** Opening RECORDS SHOWN block **

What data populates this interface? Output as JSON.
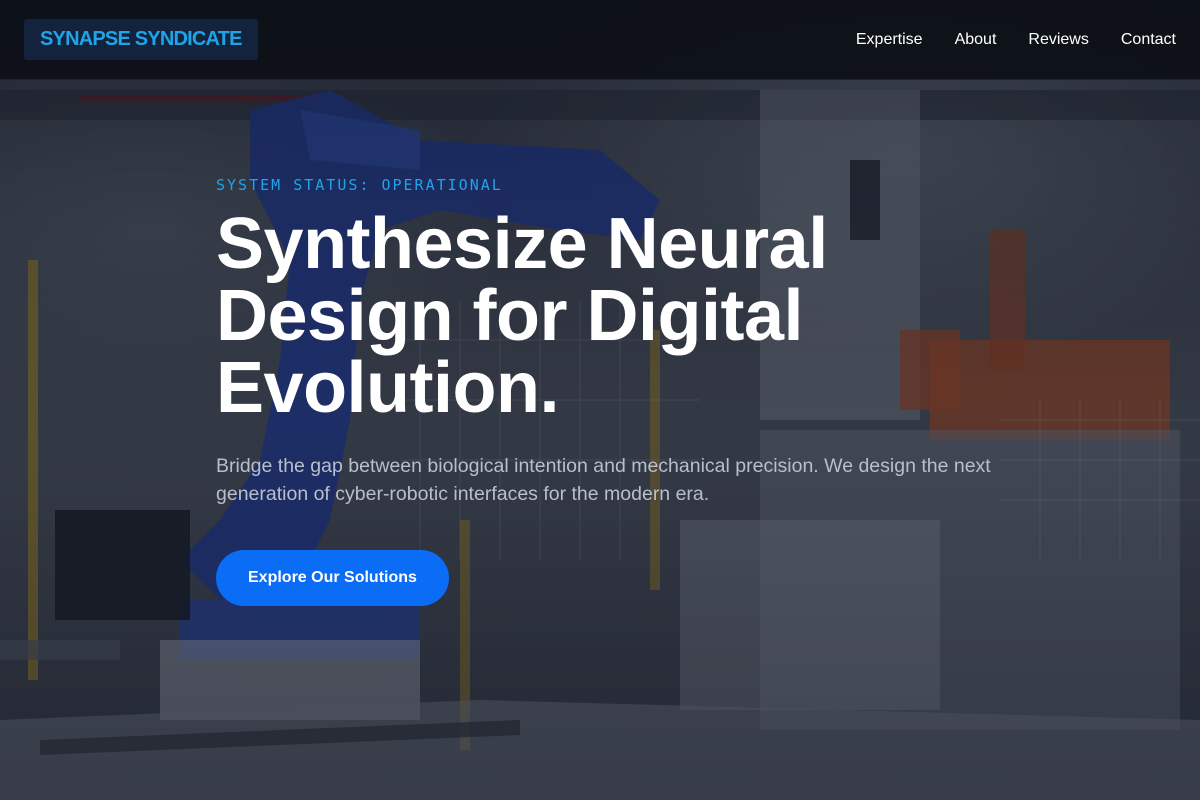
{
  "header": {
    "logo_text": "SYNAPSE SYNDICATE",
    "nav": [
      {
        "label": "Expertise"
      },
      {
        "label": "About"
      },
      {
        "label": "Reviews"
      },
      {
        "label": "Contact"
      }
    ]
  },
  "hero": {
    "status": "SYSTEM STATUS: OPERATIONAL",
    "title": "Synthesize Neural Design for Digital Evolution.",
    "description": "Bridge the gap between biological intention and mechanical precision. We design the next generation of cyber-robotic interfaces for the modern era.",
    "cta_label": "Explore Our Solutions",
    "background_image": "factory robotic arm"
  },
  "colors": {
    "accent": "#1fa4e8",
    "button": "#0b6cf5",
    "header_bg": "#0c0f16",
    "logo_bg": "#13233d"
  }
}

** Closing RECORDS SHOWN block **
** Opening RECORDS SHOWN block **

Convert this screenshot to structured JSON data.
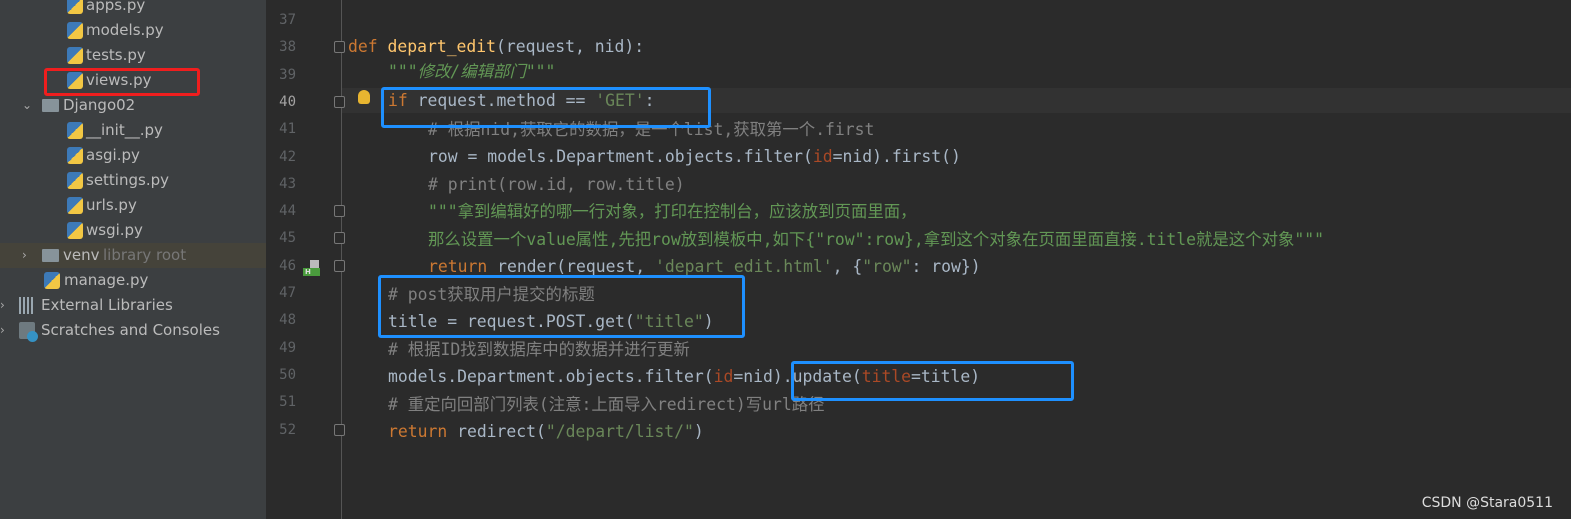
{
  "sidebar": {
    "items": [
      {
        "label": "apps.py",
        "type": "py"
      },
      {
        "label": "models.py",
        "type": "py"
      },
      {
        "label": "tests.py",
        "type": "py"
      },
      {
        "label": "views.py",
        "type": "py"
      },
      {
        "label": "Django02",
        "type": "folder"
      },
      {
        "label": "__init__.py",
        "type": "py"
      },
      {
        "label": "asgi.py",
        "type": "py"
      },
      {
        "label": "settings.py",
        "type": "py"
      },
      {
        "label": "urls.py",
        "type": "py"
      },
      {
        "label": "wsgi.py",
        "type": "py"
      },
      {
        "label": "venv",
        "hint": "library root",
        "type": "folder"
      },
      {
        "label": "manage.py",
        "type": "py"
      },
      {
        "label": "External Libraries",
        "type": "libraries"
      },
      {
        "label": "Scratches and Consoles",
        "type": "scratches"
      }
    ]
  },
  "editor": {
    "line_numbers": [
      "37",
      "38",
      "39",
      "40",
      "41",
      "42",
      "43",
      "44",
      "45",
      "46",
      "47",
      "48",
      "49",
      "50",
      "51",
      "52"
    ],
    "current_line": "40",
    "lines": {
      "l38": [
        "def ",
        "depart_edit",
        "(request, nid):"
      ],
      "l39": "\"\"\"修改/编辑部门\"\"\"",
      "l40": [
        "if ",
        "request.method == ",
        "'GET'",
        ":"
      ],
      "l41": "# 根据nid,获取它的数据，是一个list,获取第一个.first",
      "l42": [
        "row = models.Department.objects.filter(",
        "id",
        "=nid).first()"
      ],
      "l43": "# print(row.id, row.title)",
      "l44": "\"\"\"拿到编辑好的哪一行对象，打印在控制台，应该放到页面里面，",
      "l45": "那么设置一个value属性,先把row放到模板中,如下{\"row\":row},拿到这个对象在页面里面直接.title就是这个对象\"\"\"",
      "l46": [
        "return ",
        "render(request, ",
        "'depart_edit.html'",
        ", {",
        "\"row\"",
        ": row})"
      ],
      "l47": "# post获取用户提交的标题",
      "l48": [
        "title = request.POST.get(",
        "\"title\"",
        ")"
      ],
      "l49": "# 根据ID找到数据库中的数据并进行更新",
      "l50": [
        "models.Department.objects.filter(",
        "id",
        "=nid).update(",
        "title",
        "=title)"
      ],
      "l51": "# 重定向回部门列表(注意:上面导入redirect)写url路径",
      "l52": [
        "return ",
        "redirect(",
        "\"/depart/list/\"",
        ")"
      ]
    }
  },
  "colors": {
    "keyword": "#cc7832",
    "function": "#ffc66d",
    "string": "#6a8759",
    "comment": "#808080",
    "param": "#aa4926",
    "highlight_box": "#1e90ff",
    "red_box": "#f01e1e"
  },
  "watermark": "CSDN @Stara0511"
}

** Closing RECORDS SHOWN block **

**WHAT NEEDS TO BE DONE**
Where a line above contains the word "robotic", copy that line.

**TASK OUTPUT**
    "description": "Bridge the gap between biological intention and mechanical precision. We design the next generation of cyber-robotic interfaces for the modern era.",
    "background_image": "factory robotic arm"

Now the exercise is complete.